Researchers at the University of Alabama at Birmingham (UAB) say spiritual coping strategies such as finding strength in a higher power or feelings of spiritual punishment are predictors of mental health in youth with chronic conditions, and they recommend clinicians assess spirituality in distressed adolescents.
Nina Reynolds, M.A., a doctoral student at UAB and lead author, said her findings, recently published online in the Journal of Adolescent Health, support an interdisciplinary approach to health care.
“Providers should screen for spiritual distress when there are signs of emotional distress to determine if a patient’s spiritual beliefs are reinforcing their emotional distress,” said Reynolds. “Physicians, psychologists, chaplains and other health-care providers should collaborate to provide care for a patient’s physical, emotional and spiritual health.”
Reynolds and her team studied 128 adolescents, including 82 diagnosed with type 1diabetes and 46 diagnosed with cystic fibrosis.

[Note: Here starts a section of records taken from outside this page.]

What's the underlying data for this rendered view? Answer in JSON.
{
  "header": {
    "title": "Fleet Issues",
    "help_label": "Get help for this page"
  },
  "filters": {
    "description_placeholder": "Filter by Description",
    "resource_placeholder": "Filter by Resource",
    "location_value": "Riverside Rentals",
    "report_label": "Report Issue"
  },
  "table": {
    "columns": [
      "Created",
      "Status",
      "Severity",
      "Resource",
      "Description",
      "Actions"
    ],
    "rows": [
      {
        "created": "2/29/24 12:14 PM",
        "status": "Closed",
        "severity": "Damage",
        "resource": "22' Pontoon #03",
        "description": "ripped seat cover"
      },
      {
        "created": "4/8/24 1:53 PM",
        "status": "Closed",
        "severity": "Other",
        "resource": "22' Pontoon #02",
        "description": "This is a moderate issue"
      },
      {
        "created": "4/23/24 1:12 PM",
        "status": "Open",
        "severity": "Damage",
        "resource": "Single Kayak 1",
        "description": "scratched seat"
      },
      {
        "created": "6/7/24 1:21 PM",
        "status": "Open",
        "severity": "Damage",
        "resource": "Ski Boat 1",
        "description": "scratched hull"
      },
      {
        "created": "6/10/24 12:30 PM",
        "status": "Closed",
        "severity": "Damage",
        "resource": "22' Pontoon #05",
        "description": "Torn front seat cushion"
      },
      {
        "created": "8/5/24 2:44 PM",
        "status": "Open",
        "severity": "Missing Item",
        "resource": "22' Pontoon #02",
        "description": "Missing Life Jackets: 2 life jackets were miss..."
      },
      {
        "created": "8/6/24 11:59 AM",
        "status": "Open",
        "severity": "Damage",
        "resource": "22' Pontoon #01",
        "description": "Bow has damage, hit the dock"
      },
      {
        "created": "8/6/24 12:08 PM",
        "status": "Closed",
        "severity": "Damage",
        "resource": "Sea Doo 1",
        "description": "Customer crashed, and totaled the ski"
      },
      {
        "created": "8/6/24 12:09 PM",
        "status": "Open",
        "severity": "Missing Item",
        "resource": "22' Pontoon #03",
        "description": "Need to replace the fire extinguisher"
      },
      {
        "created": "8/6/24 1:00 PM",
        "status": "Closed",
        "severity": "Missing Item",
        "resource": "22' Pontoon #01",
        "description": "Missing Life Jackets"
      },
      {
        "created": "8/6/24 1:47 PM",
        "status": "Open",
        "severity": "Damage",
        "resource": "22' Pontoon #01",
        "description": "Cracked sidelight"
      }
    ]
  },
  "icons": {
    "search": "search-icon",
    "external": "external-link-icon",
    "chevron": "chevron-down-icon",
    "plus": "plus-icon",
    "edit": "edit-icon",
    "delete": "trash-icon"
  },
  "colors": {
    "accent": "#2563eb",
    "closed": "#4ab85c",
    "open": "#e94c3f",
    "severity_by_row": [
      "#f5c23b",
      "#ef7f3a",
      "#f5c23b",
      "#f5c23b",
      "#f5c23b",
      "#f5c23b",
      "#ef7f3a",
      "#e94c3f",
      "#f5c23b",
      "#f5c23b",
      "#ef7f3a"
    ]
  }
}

Participants and their caregivers self-reported measures of positive and negative spiritual coping strategies. Answers revealed that positive spiritual coping, such as the use of spiritual beliefs for decision-making or finding strength, was associated with fewer emotional problems, such as depression or anxiety, as well as fewer behavioral problems, such as aggression or hyperactivity.
|Answers revealed that positive spiritual coping, such as the use of spiritual beliefs for decision-making or finding strength, was associated with fewer emotional problems, such as depression or anxiety, as well as fewer behavioral problems, such as aggression or hyperactivity.|
Negative spiritual coping, such as beliefs of spiritual punishment or abandonment, was related to more behavioral problems in both chronic illnesses. Negative spiritual coping was related to more emotional problems only among patients with cystic fibrosis, which may be due to the more progressive, life-threatening nature of the disease.
UAB Department of Psychology Associate Professor Sylvie Mrug, Ph.D., co-authored the study.
|Nina Reynolds, M.A.|
“We do not believe that patients, or anyone, should be forced to be spiritual or religious, as it is a matter of personal choice,” said Mrug. “However, patients may benefit from opportunities to discuss spiritual concerns, so it would certainly be helpful to include spiritual and psychological aspects in the education and training of health care providers.”
The research was conducted during outpatient medical visits to a children’s hospital in the southeast United States during 2008 and 2009. Results revealed the adolescents were more likely to report using positive spiritual coping strategies compared to negative. Reynolds’ team wondered if the geographic location of the study may also contribute to this finding.
A recent survey by the Pew Forum on Religion & Public Life said the South has more members of evangelical Protestant churches than any other region in the United States by a wide margin, but the forum also says nearly 8 in ten adults in the U.S. identify themselves with some form of Christianity.
Reynolds said the results of her research may not generalize to other geographic regions in the U.S., but she has observed through her clinical work with pediatric patients that existential and spiritual concerns often arise for patients facing serious or life-threatening illness.
“These youth face difficult physical symptoms, complicated medical regimens and social isolation due to hospitalizations that put them at increased risk for depression, anxiety and behavioral problems,” said Reynolds. “Positive spiritual coping may buffer children from these negative outcomes and serve as a unique coping resource that clinicians can assess, particularly during hospitalizations when these patients are more isolated from other resources like friends and family.”
The research was supported in part by grants from the Cystic Fibrosis Foundation and from the Sigma Xi Grants-in-Aid of Research program to the third author, Kimberly Guion, Ph.D., a pediatric psychologist at Oregon Health and Science University, as well as a grant from the National Institutes of Health awarded to Mrug.